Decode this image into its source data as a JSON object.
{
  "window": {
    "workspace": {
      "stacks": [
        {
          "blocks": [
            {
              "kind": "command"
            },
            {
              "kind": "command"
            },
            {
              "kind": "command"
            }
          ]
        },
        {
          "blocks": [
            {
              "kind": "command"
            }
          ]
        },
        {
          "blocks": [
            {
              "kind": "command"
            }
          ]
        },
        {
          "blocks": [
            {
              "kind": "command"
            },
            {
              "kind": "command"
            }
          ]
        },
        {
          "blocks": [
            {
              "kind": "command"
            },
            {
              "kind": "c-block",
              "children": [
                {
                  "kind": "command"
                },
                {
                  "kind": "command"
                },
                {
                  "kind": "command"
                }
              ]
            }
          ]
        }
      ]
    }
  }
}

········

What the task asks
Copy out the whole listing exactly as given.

Written answer
Decode this image into its source data as a JSON object.
{
  "window": {
    "workspace": {
      "stacks": [
        {
          "blocks": [
            {
              "kind": "command"
            },
            {
              "kind": "command"
            },
            {
              "kind": "command"
            }
          ]
        },
        {
          "blocks": [
            {
              "kind": "command"
            }
          ]
        },
        {
          "blocks": [
            {
              "kind": "command"
            }
          ]
        },
        {
          "blocks": [
            {
              "kind": "command"
            },
            {
              "kind": "command"
            }
          ]
        },
        {
          "blocks": [
            {
              "kind": "command"
            },
            {
              "kind": "c-block",
              "children": [
                {
                  "kind": "command"
                },
                {
                  "kind": "command"
                },
                {
                  "kind": "command"
                }
              ]
            }
          ]
        }
      ]
    }
  }
}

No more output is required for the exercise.